Huang said the findings imply that corporate culture matters, especially because in a negative workplace environment employees might be less productive, less effective and more likely to misappropriate assets. There is also a perception that corporate culture lacks integrity and encourages excessive risk-taking that contributed to the 2008-09 financial crisis.
In seeking to build a system that measures and monitors corporate culture, the publicly available Glassdoor data that includes employee ratings could be beneficial, he said.
"Regulators, researchers, auditors and capital market participants can use these ratings to measure how a company is perceived by its insiders in multiple dimensions over a long time period, and they can also analyze detailed reviews with rich contexts by the workforce," Huang said. "For example, before a major corporate scandal breaks out, there are perhaps already traces through deteriorating ratings by employees and their complaints. These could serve as an early and public signal to warn all stakeholders and complement other formal monitoring channels."
The interdisciplinary background of the research team means the study contributes to scholarship in the intersection of accounting, auditing and human resources.
"This project is a great example of bringing researchers together from different disciplines," Masli said. "This enriched the experience because we were able to learn from different perspectives and viewpoints as well as gain new insights into how to approach the project."
Guthrie said the findings could supplement other human resources research on issues like the economic benefit of reducing employee turnover.
"It's another cautionary tale about the important implications of employee morale and satisfaction," he said. "It should increase a company's concern about the manner in which employees are treated."
Becoming an employer of choice has an upside in being able to attract talent and retain good people, he added.
"It's not something you do overnight.
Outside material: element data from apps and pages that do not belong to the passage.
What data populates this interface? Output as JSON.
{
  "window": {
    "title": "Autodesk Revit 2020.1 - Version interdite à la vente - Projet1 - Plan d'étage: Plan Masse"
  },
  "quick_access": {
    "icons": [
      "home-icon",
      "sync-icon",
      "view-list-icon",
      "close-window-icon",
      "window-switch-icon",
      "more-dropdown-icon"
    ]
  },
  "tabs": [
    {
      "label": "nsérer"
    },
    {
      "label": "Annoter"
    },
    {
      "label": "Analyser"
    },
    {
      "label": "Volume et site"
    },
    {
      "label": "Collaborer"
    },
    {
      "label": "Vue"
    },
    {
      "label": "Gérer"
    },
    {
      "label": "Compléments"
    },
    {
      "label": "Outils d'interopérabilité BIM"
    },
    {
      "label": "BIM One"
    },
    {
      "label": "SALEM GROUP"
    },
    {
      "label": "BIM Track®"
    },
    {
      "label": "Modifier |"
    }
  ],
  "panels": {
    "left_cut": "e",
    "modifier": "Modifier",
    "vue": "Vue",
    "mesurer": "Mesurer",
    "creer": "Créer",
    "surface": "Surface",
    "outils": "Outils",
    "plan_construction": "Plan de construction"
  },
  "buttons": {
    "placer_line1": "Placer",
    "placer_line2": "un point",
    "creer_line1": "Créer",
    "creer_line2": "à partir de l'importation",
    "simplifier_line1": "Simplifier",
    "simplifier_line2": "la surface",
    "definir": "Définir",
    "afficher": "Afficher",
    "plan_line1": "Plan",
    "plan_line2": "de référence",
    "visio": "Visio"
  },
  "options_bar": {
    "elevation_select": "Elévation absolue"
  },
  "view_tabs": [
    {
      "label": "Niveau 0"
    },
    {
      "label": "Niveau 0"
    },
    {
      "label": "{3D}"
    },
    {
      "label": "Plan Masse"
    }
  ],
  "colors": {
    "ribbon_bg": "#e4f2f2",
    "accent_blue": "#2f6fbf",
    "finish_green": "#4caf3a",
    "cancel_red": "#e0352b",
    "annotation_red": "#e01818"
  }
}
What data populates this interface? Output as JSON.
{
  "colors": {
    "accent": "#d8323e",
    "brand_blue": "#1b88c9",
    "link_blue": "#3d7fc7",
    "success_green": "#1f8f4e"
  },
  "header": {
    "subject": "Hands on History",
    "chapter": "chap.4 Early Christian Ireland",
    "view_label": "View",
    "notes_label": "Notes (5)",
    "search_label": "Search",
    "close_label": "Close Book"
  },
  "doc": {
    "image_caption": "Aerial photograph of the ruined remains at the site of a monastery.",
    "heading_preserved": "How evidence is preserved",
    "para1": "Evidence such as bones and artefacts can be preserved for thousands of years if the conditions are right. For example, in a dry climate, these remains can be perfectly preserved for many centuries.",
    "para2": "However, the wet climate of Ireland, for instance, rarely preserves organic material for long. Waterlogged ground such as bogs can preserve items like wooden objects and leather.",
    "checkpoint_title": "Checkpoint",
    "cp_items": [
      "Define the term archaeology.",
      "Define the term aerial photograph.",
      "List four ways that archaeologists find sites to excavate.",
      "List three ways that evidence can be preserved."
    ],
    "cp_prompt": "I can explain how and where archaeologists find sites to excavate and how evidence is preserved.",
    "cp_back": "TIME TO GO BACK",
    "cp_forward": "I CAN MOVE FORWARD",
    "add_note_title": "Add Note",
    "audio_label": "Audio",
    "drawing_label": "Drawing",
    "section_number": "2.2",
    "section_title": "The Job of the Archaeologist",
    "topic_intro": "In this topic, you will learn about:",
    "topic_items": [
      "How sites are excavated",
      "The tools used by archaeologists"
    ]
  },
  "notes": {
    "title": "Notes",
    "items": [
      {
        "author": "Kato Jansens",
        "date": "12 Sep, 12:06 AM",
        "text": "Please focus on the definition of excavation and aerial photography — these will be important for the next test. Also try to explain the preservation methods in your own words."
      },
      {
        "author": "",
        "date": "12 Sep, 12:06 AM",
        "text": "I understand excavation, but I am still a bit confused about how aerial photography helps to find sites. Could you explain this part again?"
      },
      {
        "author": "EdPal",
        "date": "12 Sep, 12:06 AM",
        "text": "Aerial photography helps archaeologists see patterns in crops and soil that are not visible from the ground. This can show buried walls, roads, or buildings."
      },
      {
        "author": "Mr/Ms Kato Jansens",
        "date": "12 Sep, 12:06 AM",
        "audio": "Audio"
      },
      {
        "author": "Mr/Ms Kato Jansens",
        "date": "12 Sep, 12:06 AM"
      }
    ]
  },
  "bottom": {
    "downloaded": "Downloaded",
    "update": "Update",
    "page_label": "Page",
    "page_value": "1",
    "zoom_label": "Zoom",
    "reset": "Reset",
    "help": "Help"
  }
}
It takes a lot of hard work," Guthrie said. "Companies and managers have to be willing to do that hard work."